▶ [Task details]:
Tally the lines of the listing below in which the string "General" occurs, and give the tally alone.
*** Material shown Section Begins ***
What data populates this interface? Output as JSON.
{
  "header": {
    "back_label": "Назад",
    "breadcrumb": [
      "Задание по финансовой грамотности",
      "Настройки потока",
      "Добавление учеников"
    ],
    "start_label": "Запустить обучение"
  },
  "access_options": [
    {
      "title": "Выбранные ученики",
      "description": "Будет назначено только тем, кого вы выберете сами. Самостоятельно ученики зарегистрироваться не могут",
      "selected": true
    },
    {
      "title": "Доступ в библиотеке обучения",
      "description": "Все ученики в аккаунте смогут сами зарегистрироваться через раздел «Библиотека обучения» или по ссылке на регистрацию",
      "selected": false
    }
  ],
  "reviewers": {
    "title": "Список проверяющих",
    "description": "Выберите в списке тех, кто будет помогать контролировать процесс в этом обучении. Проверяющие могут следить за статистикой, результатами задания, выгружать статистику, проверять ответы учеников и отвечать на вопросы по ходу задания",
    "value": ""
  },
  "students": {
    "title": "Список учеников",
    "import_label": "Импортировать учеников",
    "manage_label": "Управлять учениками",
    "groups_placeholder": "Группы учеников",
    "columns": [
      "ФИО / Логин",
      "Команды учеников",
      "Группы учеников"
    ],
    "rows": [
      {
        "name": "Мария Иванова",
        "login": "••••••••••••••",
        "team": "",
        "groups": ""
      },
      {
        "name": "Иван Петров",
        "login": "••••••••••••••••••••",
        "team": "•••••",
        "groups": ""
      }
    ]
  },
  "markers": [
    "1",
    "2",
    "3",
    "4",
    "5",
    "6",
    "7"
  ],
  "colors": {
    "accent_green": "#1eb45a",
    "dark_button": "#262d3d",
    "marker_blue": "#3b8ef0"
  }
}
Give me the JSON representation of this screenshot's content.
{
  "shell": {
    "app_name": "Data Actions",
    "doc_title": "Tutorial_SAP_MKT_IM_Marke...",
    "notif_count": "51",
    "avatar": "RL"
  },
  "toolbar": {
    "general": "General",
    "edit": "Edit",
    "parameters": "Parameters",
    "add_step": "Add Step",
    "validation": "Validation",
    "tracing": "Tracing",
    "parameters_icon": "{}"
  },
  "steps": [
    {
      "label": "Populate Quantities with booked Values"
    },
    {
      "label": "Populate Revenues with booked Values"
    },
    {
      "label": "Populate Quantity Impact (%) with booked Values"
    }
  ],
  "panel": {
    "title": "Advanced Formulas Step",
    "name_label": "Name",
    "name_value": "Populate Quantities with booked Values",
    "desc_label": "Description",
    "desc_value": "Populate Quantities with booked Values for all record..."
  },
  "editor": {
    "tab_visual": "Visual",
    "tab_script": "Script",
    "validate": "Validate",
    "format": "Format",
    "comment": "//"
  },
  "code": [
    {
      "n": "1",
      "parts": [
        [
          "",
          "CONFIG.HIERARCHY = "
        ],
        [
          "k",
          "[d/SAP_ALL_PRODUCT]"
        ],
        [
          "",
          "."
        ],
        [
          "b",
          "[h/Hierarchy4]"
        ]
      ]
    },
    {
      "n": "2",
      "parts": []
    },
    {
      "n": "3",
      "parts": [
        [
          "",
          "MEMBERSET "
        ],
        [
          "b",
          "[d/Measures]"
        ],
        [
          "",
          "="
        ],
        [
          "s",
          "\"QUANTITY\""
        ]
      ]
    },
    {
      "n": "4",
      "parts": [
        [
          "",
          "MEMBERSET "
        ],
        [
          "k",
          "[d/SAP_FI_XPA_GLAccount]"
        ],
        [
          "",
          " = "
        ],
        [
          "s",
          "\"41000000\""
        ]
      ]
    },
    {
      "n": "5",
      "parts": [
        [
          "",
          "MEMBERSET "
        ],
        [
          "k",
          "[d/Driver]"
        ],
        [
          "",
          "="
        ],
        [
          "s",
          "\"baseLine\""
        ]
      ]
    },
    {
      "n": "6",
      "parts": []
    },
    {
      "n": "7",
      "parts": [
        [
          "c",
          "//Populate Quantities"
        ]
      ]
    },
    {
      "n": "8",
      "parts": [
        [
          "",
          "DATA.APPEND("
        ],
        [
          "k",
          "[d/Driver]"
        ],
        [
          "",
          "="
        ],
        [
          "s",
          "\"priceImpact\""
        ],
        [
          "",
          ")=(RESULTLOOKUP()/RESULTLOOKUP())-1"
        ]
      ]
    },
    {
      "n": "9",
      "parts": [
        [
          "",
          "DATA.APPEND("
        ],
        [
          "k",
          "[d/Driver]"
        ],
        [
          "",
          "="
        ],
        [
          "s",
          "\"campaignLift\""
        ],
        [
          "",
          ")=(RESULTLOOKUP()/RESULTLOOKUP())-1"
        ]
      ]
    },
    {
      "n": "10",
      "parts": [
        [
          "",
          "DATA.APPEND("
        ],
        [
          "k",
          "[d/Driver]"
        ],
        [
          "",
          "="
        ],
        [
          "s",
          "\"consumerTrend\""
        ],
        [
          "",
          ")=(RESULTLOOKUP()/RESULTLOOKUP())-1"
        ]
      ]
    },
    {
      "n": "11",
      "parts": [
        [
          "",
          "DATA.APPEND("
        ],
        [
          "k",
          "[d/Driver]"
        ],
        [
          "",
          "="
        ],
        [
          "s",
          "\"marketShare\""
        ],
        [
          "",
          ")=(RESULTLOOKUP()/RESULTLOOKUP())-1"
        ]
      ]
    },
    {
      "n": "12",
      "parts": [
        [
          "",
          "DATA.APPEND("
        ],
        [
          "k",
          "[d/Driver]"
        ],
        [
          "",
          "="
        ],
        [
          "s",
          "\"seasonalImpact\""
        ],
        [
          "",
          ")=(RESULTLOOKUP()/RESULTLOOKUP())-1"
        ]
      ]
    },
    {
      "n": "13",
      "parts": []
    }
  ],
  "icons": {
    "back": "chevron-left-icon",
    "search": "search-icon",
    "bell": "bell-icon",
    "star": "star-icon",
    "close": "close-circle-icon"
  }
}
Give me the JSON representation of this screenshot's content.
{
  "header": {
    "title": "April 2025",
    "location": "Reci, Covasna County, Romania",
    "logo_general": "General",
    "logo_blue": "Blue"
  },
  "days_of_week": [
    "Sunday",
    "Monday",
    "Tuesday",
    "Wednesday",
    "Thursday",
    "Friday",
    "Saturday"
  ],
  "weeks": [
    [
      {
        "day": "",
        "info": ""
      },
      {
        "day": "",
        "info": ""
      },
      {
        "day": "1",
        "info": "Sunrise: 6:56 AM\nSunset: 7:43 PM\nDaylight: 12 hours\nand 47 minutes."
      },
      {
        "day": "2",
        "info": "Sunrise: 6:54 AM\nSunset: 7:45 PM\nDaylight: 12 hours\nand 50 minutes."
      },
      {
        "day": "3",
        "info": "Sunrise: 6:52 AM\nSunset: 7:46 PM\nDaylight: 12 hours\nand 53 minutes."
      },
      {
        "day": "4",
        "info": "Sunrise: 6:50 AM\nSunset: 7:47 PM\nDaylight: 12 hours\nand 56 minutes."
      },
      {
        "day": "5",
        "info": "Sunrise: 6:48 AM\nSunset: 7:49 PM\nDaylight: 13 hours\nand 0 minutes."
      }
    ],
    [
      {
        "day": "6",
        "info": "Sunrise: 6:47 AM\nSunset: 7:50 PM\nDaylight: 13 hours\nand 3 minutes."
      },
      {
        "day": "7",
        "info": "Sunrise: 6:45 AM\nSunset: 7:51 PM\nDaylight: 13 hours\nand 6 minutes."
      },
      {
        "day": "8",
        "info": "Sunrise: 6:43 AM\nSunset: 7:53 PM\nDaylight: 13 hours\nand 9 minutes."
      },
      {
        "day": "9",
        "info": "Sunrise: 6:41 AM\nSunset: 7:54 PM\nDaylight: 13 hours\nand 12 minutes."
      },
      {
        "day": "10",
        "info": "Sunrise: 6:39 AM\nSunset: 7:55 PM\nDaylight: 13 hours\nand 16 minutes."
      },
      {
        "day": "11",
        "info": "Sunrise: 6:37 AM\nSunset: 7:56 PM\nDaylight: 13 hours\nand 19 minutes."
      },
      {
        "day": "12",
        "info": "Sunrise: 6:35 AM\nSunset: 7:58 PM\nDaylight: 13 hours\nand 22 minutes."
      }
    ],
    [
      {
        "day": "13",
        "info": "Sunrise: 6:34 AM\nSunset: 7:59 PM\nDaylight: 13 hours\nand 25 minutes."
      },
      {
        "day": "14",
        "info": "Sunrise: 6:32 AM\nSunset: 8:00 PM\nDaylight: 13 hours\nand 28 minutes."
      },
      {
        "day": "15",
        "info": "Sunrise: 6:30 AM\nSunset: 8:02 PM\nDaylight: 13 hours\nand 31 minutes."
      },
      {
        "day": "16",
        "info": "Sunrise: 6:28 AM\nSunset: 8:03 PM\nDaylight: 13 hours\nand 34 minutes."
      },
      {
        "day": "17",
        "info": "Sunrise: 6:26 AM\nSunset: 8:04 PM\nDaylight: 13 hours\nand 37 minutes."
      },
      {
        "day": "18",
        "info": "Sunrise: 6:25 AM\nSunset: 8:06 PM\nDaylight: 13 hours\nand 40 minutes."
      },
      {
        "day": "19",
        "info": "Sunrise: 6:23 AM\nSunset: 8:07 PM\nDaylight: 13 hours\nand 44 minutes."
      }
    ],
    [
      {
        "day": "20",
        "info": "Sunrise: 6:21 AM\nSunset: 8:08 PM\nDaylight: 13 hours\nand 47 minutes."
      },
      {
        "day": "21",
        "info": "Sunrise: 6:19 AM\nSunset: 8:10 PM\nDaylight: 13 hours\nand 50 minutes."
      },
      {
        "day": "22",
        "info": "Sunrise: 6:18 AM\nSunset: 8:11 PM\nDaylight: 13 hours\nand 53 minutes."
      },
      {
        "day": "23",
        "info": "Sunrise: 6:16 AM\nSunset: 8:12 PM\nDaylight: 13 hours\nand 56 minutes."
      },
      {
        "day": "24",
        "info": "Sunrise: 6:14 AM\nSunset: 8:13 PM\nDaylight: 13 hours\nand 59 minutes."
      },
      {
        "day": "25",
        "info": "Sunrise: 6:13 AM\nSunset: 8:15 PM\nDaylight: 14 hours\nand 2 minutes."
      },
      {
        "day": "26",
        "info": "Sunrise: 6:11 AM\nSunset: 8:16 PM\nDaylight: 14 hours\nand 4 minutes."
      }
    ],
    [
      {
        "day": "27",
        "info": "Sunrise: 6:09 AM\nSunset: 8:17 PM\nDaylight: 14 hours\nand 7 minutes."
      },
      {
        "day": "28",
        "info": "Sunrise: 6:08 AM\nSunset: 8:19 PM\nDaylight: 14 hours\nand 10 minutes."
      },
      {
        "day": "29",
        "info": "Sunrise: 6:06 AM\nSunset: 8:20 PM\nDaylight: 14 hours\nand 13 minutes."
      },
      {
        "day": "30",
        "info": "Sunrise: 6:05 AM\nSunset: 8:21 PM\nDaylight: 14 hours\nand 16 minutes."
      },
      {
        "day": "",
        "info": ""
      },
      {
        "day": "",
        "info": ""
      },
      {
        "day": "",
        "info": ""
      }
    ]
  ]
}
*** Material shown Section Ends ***
▶ [Result of the exercise]:
2